_THE TASK_
Each line of the listing that includes the string "assist" is to be identified and copied.
___
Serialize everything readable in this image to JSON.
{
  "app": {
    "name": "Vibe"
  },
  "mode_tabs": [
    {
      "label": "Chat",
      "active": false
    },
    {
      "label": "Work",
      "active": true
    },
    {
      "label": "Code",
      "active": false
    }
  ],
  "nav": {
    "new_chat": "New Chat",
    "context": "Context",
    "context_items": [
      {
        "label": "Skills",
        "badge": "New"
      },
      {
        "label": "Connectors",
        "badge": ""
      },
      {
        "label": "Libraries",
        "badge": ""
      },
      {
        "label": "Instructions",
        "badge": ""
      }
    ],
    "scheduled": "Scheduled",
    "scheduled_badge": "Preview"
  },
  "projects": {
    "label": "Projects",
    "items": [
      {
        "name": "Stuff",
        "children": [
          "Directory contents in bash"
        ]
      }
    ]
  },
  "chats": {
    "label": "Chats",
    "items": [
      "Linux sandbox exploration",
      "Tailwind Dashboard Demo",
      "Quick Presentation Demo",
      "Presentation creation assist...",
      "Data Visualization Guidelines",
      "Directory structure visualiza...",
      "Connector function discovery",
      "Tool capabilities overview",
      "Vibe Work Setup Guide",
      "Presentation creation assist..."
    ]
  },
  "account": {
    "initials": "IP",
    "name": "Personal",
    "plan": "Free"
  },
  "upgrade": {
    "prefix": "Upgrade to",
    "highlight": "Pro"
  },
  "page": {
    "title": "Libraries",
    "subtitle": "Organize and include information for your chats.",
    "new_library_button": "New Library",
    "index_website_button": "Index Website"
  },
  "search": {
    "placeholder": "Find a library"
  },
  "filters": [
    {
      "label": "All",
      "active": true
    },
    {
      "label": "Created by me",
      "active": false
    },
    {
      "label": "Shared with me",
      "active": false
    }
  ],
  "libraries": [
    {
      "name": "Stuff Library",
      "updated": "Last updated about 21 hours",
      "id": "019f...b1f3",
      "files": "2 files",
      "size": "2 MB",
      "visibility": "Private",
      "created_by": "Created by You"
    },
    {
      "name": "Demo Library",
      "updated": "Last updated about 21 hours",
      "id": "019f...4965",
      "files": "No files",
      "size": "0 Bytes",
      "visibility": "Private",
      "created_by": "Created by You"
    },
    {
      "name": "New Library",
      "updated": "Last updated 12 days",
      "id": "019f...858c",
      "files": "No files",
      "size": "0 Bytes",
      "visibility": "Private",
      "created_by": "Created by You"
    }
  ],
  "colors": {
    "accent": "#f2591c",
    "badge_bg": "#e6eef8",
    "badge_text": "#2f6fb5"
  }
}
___
_COMPLETED EXERCISE_
      "Presentation creation assist...",
      "Presentation creation assist..."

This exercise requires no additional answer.